Category: Self Help 
Our ancestors came to this country to escape intolerance. Two and a half centuries later, we --- well, many of us --- have become the kind of people our ancestors fled.
Fun? Oh, we' re against it. In every form. Because fun leads to self-indulgence, which leads to....well, the old right answer is "pleasure" and the new one is "ruin."
Smoke? Don't be crazy. Drink? Sure, if you want to die young. Eat? At your peril. Do nothing? Poverty awaits.
As a result, we have --- well, many of us --- dull lives that only Calvinists would admire. In the pursuit of black-and-white certainty or eternal life or whatever it is we're seeking, we've not only banished gray, we've sent color packing. We may die miserable, but we'll be perfect corpses.
Barbara Holland is having none of this. Like Martin Luther, she has tacked her 67 theses --- okay, one-to-three page essays --- onto the church door of our culture. "Free yourself," she cries, in the spirit of Zorba the Greek. "Take off your belt and live."
This is a dangerous woman. I think I'm in love.
Here, for example, are some activities, sensations and experiences --- oh, let's just call then "thrills" --- that Barbara Holland endorses: "The cold and limey rattle of a vodka-tonic being walked across the lawn. Finishing our tax returns. The smells of the morning paper, cut grass, and old leather jackets. Finding a taxi in a downpour; clean sheets; singing to ourselves in the car."
Nice. But make no mistake. "Endangered Pleasures" is not just a collection of lists. Barbara Holland writes beautifully --- whereas pleasure-haters can't write at all --- on every subject she embraces. She's wry. Sly. And, on occasion, downright funny.
The first essay, "Waking Up," sets the tone. It begins: "Obviously the best possible time to wake up is in the June of our tenth year, on the first day of summer vacation." What kills me in that sentence? "Obviously." Said with the assurance of that ten-year-old.
Barbara Holland's ideal breakfast: "A glass of cold champagne and a perfectly ripe pear, perhaps with a spoonful of caviar eaten straight from the jar." Clothes for men, she feels, would be improved by the return of "lace cuffs and velvet breeches." Cigarettes after sex say "I am here" and "So am I." How can you justify a nap? "A perfectly healthy cat can nap through the entire month of February and wake up feeling better for it." Don't drink only at home: "A good bar is a great joy in life and a fine place to be after the day's work." Restaurants? "Expensive and worth every penny." One of the "great unsung pleasures" is...Sunday-morning sex. Sports rule --- because they're fair.
Along the way, Holland offers good advice: When visiting, bring coffee that's ground from beans, lest your host believe that "instant" and "coffee" belong in the same sentence and leave you slurping Nescafe. Bare feet, whenever possible. Fight your inner lemming.
"Certain things were put upon this earth for our enjoyment," she writes, "and it's wasteful and wicked to condemn them." Certain people too.
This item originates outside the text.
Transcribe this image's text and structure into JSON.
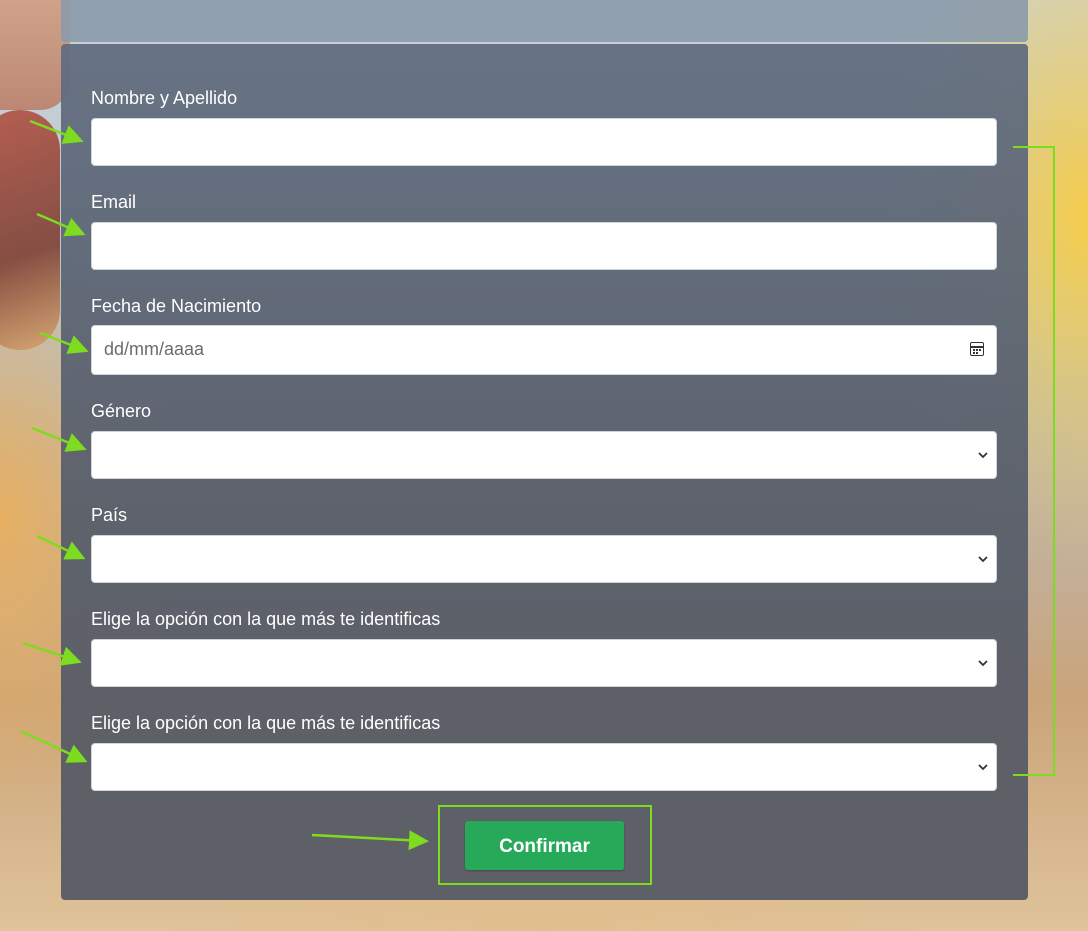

I would consider it an honor to lick the memory of vodka from Ms. Holland's lips. But curling up with her book on a sunny afternoon when I ought to be doing something useful will do just as well.
To buy "Endangered Pleasures" from Amazon.com, click here.